Task requirements. Please return every line of the records that contains the word "subject".

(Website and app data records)
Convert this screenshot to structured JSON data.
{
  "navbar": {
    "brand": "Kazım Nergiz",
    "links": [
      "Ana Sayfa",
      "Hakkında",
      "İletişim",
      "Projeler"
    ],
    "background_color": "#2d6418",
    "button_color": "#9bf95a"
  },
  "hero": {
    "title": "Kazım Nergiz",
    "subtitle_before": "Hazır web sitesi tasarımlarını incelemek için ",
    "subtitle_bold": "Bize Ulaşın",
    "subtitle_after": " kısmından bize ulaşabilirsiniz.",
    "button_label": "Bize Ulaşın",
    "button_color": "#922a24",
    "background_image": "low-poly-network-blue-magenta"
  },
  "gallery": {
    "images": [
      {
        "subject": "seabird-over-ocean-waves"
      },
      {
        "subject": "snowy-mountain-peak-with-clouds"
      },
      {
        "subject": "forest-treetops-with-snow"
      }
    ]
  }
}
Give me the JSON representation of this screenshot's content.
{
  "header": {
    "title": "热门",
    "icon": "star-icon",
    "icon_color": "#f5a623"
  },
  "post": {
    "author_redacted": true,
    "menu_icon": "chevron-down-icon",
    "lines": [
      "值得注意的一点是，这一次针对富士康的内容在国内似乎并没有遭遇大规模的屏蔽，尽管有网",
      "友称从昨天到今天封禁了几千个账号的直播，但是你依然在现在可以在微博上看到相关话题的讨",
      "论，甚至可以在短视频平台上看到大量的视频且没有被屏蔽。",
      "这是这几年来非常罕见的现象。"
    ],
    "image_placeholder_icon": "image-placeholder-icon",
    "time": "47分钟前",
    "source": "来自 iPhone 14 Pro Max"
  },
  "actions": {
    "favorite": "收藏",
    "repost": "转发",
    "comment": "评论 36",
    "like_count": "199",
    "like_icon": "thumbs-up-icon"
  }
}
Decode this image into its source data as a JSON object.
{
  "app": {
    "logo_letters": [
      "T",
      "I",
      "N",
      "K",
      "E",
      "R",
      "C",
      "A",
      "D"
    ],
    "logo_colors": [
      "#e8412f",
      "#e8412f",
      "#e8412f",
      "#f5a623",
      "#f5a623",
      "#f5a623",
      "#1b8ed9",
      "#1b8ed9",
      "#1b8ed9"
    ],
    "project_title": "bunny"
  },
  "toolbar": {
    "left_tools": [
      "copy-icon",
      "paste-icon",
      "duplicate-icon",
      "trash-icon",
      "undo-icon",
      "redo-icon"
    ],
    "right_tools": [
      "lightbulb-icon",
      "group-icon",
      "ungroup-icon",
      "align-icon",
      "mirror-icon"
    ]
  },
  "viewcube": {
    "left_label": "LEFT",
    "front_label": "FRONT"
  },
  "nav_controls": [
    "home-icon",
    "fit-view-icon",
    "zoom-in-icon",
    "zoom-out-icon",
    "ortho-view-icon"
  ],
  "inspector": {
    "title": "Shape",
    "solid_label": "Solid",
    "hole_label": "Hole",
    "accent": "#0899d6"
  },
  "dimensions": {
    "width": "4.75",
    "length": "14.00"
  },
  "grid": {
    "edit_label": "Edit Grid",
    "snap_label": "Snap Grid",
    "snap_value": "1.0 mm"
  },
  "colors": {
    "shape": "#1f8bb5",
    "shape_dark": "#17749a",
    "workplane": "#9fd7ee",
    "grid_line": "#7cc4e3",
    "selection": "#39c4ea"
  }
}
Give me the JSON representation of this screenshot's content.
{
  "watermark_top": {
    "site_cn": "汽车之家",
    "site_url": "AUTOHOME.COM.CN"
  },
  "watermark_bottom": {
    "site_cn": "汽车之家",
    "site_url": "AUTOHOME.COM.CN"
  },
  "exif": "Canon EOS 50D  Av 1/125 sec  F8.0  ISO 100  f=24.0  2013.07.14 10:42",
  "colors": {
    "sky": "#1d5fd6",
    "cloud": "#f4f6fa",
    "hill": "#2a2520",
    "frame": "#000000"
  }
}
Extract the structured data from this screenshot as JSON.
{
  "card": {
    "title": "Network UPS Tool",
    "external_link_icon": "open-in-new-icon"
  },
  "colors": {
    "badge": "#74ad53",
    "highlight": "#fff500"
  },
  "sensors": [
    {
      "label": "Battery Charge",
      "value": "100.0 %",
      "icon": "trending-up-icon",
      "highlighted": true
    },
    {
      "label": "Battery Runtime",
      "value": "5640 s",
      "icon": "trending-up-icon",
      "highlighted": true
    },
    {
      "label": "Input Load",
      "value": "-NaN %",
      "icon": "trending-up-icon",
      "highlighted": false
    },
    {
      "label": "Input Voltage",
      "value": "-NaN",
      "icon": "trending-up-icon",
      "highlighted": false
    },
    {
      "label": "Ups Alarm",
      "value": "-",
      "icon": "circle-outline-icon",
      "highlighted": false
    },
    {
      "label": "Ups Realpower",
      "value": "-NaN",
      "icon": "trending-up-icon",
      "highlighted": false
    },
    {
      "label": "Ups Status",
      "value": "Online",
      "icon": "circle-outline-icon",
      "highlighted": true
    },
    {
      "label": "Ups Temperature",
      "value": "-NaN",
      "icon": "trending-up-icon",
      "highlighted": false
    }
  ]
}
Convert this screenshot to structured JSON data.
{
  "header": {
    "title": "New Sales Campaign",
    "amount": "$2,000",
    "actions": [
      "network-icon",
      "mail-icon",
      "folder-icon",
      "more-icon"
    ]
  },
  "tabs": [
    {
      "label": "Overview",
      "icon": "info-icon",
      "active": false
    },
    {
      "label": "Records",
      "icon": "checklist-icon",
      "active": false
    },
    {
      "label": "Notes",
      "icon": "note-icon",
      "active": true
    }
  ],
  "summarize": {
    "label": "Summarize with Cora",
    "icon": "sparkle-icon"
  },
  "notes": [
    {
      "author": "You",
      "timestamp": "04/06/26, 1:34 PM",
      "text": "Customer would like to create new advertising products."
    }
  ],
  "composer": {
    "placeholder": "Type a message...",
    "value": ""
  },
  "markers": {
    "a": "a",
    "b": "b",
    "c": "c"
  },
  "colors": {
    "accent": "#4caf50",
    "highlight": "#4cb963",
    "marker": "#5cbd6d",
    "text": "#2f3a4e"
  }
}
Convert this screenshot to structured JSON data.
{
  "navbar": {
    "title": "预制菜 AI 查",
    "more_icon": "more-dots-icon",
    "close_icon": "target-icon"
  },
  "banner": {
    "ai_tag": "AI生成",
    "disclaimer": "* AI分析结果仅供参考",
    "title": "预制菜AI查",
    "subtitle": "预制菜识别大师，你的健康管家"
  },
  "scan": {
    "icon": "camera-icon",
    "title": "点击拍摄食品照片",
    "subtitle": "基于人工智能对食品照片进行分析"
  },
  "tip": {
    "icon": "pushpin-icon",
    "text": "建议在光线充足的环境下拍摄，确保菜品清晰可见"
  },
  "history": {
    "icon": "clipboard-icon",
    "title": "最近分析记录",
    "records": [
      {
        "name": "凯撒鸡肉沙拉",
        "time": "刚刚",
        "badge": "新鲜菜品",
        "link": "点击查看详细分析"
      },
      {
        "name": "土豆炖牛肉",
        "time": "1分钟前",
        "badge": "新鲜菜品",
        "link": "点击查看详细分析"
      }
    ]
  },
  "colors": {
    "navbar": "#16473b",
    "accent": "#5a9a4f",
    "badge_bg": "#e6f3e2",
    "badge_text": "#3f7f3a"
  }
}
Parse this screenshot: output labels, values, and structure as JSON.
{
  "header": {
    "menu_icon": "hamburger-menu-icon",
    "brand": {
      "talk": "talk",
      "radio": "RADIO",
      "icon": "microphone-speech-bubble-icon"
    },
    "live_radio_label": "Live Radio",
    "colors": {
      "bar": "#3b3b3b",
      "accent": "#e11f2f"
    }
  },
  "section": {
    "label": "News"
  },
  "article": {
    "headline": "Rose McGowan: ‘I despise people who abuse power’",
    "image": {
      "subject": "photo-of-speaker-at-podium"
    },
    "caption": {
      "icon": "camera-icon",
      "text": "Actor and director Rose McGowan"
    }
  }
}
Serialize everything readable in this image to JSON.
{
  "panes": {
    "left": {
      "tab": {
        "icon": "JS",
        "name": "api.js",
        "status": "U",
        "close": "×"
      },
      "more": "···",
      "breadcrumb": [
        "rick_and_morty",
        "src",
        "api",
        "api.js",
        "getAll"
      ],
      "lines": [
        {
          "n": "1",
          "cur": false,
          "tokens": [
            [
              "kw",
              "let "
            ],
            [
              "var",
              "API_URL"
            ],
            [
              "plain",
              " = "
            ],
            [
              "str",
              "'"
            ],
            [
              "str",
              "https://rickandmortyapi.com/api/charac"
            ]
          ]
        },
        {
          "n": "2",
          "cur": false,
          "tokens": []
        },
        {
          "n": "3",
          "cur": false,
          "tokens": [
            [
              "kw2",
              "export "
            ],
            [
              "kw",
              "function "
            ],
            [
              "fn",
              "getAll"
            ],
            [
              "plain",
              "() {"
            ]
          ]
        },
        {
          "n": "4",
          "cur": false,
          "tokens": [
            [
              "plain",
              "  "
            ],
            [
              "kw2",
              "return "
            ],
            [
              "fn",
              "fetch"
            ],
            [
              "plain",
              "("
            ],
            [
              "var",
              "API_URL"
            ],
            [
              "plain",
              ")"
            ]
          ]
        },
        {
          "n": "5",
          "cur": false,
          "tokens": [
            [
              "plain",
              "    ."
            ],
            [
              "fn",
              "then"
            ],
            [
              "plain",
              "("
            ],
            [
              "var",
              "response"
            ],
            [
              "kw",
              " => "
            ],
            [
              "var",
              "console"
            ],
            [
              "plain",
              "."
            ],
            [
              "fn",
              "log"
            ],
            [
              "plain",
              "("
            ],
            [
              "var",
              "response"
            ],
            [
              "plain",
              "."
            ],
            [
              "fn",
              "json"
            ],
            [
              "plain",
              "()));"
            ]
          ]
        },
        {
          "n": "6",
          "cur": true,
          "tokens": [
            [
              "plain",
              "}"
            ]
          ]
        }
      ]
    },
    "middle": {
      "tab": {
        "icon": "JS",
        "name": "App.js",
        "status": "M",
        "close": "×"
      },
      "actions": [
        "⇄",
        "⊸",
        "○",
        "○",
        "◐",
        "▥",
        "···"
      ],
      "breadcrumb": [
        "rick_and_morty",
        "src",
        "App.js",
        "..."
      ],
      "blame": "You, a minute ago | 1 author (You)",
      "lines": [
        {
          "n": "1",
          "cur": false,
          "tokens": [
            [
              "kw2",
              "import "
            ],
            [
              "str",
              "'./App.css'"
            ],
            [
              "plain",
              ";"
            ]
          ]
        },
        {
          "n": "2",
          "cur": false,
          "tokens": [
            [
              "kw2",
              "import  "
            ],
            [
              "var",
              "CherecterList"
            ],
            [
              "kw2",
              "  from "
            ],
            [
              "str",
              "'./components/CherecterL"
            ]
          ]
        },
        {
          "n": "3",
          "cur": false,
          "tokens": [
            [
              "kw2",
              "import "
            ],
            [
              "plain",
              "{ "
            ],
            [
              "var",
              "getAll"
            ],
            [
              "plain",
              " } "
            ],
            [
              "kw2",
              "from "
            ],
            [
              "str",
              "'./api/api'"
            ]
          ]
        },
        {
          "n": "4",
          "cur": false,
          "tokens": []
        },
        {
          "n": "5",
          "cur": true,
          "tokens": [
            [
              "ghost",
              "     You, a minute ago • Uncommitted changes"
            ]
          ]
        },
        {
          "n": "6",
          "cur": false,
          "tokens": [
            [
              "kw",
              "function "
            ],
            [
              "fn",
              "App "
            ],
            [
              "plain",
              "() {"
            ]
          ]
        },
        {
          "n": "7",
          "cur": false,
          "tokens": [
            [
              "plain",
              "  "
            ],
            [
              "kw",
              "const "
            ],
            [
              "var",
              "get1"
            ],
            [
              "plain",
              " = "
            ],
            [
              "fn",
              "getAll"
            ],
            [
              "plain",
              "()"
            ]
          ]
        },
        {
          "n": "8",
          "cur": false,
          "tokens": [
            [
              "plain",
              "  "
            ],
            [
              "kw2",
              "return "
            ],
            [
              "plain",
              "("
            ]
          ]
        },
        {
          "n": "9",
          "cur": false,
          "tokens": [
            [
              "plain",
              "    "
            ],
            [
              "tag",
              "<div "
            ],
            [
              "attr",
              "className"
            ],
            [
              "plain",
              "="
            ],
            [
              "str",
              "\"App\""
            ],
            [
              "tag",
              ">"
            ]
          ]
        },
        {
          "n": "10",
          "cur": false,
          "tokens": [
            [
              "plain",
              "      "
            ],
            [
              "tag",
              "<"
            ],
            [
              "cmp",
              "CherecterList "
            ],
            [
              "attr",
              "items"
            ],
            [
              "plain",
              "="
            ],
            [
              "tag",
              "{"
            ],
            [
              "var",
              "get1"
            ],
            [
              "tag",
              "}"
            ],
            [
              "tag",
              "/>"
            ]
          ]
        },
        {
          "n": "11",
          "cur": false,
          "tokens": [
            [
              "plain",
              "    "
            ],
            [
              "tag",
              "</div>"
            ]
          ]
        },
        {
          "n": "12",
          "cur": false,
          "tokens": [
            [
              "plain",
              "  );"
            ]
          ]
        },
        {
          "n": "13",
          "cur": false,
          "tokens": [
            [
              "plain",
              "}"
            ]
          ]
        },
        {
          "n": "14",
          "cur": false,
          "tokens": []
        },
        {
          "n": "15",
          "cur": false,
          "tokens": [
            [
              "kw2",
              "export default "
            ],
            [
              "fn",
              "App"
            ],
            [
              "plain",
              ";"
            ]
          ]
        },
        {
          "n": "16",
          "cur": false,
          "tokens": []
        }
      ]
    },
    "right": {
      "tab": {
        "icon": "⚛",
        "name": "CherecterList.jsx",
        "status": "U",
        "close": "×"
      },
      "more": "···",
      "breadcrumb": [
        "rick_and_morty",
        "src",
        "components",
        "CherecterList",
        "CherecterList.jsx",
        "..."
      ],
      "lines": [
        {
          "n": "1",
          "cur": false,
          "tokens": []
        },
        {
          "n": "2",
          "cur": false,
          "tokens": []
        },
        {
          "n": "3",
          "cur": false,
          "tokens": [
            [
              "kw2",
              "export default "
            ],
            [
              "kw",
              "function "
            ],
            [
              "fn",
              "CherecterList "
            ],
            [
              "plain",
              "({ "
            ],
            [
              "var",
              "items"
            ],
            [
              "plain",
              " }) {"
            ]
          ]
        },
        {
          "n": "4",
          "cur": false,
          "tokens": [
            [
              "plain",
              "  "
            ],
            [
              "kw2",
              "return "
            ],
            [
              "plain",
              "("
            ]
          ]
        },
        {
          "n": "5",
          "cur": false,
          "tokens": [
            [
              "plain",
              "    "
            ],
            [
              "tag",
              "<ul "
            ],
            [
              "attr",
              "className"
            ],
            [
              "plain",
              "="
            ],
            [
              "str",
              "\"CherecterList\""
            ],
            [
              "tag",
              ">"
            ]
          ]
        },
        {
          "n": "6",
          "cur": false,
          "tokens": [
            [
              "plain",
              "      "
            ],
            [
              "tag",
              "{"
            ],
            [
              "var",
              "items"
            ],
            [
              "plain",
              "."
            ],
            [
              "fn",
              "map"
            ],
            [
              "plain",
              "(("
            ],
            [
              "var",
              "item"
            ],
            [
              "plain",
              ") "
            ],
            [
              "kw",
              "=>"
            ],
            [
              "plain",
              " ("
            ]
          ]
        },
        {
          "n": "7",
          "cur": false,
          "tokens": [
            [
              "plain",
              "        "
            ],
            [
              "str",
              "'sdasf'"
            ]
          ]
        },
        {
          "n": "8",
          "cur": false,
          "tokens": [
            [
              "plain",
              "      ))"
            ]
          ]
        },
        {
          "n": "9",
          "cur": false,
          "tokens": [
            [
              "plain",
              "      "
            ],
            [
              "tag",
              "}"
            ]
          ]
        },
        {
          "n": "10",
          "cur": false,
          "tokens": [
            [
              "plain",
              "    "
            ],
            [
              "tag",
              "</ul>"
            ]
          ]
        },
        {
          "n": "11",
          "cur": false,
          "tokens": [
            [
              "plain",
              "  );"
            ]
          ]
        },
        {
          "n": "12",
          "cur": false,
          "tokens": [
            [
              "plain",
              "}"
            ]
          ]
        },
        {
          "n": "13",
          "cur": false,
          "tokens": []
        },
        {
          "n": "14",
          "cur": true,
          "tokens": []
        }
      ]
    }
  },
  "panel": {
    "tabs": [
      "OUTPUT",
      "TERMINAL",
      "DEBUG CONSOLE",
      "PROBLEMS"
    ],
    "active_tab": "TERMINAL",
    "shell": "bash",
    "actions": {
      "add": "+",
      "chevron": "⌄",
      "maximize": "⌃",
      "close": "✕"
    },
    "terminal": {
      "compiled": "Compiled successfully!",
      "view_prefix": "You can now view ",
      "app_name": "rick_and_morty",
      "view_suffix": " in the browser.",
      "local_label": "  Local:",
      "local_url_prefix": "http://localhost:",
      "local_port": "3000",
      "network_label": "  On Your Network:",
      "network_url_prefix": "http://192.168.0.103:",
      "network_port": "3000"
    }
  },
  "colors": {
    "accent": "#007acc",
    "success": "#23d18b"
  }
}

Result of the task.
        "subject": "seabird-over-ocean-waves"
        "subject": "snowy-mountain-peak-with-clouds"
        "subject": "forest-treetops-with-snow"
      "subject": "photo-of-speaker-at-podium"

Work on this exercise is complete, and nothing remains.